The essays in the Critical Contexts section provide a good foundation for discussion, pointing to the origins of what is considered Modern Japanese Literature. Two pieces discuss writers Mori Ogai and Futabatei Shimei, who were both influenced by travels abroad and were the first to blend Western ideas with Japanese sensibilities. The other essays in this section examine the geographical development of the new literature through the lens of two very different locations: the bustling capital of Tokyo and the outlying island of Okinawa.

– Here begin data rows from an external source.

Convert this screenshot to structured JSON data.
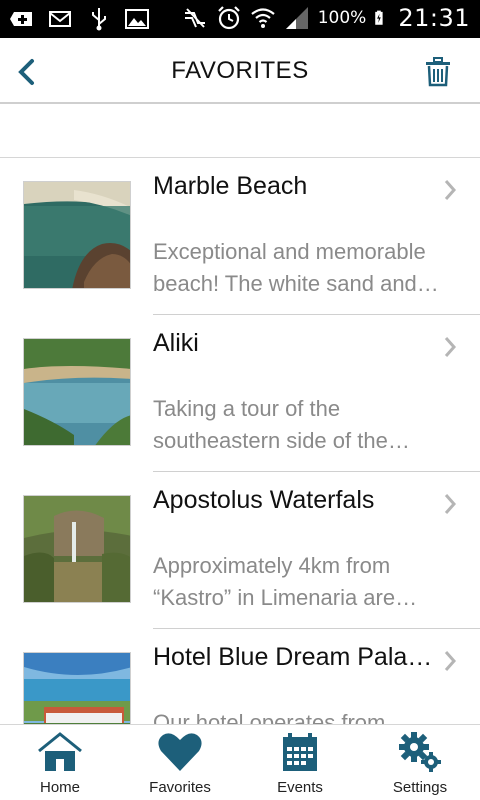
{
  "status_bar": {
    "battery": "100%",
    "time": "21:31"
  },
  "header": {
    "title": "FAVORITES"
  },
  "favorites": [
    {
      "title": "Marble Beach",
      "description": "Exceptional and memorable beach! The white sand and…"
    },
    {
      "title": "Aliki",
      "description": "Taking a tour of the southeastern side of the…"
    },
    {
      "title": "Apostolus Waterfals",
      "description": "Approximately 4km from “Kastro” in Limenaria are…"
    },
    {
      "title": "Hotel Blue Dream Pala…",
      "description": "Our hotel operates from mid…"
    }
  ],
  "bottom_nav": {
    "home": "Home",
    "favorites": "Favorites",
    "events": "Events",
    "settings": "Settings"
  },
  "colors": {
    "accent": "#1d5f7a",
    "status_bar": "#000000",
    "muted_text": "#8a8a8a"
  }
}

The 11 essays in the Critical Readings section explore a range of writers and topics. Katharina Schmolders examines the works of diarist Nagai Kafu (“Nagai Kafu: The Unwilling Modern Writer”) and his reflections on a rapidly changing Tokyo. Schmolders later looks at Shiga Naoya (“Shiga Naoya: Modern Observer of Human Nature”) whose writings buckled against contemporary Japanese social issues. Other essays examine the unique aesthetics of Modern Japanese Literature, such as George T. Sipos’ review of Nobel Prize winner Kawabata Yasunari and the development of the New Sensationists, or Frank Jacob’s piece on Mishima Yukio and his treatment of the themes of beauty and death. The volume also looks at the works of female writers Kirino Natsuo and Oba Minako, the unique character of Okinawan literature and more.
Resources include a listing of Modern Japanese Literature in English translation, a bibliography, and information on essay contributors (although a chronology would have been a helpful addition). Overall, the volume does an excellent job of opening eyes to the genre melding modern literary thought and style with the deep cultural traditions of an ancient nation.”